# Your instructions
Your task is to show every line in the listing below that includes "true".

# Source information

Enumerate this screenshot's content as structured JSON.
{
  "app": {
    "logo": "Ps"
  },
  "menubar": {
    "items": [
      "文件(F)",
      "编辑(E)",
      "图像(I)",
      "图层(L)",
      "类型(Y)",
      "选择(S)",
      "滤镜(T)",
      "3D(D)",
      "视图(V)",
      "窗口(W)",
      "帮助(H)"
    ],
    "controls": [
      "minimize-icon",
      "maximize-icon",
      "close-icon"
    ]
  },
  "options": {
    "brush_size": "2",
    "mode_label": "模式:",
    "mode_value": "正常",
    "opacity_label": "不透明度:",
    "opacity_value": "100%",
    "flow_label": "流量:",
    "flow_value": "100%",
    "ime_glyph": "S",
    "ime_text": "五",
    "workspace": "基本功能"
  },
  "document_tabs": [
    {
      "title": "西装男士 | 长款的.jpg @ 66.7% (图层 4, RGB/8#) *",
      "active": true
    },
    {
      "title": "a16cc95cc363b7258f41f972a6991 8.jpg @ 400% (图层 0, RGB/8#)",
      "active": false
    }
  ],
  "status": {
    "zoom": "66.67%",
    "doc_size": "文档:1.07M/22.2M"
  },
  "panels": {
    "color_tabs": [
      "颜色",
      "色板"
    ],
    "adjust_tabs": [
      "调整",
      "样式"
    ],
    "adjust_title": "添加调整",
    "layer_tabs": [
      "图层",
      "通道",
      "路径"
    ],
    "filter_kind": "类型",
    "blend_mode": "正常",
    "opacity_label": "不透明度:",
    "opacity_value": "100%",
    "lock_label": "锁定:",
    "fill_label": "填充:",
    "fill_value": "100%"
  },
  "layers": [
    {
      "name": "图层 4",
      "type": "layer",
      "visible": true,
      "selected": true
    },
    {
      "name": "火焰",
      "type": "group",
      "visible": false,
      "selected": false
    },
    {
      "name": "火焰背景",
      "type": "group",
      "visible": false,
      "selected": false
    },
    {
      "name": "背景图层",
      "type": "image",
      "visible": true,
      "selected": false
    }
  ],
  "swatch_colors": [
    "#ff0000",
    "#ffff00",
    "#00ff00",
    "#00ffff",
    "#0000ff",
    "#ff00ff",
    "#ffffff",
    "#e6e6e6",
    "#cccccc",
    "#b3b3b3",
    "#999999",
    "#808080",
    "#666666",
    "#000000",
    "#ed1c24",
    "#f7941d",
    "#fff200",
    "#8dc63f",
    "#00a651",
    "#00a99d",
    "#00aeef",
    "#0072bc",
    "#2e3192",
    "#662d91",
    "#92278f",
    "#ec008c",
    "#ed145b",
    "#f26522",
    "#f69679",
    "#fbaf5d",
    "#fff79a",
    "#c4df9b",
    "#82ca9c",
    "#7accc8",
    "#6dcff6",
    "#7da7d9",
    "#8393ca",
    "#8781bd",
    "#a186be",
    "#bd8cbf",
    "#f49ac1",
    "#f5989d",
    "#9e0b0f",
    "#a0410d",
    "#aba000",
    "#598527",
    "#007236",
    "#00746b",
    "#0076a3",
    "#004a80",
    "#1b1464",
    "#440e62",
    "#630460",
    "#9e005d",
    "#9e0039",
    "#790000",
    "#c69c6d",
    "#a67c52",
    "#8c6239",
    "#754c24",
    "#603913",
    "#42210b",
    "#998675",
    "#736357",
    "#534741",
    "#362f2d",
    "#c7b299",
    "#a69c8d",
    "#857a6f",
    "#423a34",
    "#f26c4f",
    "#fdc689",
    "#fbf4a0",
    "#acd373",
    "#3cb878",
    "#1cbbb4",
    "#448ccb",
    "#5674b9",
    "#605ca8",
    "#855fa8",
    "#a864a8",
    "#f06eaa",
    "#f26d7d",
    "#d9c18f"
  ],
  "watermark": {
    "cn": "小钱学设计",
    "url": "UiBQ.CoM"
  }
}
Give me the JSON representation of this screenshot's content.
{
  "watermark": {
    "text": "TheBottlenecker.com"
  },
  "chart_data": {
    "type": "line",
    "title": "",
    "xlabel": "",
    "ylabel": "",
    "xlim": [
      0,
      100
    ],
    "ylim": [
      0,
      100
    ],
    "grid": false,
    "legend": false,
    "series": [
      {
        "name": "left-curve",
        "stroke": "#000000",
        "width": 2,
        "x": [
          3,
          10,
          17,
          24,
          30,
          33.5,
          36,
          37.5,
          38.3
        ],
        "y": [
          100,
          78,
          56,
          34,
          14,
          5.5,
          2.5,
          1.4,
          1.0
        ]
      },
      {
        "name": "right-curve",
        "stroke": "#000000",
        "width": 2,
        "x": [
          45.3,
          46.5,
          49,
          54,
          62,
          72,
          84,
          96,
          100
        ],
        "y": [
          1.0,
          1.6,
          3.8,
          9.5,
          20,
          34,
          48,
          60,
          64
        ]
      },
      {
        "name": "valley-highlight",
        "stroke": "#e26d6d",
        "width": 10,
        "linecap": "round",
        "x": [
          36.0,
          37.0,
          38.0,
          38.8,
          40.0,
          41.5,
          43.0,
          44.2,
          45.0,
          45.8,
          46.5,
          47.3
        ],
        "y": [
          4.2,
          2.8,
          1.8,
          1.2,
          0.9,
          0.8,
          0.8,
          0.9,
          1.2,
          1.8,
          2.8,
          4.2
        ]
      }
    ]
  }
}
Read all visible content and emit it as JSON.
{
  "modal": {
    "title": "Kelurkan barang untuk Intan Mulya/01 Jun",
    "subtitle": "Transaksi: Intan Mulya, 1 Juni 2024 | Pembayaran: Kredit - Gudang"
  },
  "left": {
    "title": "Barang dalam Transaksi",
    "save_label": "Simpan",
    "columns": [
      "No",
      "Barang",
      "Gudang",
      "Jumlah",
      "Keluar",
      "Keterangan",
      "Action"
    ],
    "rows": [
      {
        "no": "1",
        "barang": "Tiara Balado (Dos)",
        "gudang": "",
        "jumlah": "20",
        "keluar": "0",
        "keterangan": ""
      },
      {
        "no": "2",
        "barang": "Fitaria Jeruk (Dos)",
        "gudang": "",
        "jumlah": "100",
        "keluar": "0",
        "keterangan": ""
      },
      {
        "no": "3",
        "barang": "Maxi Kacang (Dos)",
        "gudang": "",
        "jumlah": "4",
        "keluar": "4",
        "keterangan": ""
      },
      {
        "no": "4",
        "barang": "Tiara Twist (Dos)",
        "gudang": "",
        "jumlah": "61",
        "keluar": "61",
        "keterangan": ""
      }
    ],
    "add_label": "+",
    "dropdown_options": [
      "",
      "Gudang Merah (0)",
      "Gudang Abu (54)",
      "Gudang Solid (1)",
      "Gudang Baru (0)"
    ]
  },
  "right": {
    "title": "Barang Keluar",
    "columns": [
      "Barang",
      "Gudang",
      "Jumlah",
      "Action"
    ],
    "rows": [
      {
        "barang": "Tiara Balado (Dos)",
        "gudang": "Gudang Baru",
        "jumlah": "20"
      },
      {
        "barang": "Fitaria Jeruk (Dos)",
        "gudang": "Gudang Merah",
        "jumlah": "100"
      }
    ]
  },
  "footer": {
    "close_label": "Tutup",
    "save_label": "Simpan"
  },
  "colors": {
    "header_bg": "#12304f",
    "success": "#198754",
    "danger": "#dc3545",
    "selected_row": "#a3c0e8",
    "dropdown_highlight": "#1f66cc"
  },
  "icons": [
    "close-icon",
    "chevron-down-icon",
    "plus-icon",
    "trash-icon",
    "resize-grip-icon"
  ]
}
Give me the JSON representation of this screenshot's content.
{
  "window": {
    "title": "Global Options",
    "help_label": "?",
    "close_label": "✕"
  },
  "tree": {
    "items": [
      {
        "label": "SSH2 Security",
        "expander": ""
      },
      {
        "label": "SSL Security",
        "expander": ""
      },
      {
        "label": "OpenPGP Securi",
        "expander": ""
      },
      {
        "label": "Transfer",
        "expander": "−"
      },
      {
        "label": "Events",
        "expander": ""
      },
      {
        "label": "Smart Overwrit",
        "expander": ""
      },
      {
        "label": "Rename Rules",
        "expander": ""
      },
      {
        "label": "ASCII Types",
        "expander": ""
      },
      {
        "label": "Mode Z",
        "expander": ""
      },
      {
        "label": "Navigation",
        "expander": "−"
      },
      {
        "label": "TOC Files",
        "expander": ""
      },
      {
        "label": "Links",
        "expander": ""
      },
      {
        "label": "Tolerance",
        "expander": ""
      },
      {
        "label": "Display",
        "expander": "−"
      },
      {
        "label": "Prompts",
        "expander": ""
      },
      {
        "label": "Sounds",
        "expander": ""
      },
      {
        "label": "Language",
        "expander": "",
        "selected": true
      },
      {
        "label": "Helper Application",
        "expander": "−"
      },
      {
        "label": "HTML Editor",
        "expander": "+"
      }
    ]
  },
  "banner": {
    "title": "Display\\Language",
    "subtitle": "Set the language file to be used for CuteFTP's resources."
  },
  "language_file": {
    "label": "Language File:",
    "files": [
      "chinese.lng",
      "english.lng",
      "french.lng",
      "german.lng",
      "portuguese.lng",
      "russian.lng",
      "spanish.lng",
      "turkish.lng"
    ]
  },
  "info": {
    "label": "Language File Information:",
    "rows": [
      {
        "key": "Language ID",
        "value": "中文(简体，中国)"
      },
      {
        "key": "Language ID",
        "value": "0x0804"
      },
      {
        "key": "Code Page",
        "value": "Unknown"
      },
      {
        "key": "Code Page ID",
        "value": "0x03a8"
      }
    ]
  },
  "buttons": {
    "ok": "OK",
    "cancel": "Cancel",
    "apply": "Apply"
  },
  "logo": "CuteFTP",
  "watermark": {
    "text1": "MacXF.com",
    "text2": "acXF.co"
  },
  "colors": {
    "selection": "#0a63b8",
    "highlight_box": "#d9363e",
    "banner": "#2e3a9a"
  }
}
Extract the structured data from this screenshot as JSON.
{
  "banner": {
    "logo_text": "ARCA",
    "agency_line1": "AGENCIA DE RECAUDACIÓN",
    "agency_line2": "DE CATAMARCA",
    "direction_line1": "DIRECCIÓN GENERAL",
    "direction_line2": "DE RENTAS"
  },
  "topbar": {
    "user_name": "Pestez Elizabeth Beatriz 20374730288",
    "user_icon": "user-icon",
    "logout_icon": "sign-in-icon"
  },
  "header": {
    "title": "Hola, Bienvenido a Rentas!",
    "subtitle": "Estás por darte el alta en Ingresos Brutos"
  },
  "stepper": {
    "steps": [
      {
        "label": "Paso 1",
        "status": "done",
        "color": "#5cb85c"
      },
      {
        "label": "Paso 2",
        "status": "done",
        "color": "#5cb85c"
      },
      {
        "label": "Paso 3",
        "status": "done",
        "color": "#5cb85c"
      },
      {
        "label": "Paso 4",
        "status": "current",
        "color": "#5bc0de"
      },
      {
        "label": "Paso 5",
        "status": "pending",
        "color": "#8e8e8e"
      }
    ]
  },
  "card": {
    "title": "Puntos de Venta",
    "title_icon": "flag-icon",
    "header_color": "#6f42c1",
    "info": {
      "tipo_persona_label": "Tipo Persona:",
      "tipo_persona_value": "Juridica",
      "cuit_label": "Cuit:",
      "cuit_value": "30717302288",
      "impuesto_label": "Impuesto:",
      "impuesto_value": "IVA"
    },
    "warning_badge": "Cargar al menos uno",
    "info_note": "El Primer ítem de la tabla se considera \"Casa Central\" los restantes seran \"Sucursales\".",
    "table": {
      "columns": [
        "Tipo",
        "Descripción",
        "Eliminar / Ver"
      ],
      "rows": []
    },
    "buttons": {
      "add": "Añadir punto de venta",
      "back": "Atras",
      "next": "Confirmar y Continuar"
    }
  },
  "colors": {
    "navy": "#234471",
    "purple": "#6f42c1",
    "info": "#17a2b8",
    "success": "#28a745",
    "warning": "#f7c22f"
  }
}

# Answer box
      "active": true
      "visible": true,
      "selected": true
      "visible": true,
        "selected": true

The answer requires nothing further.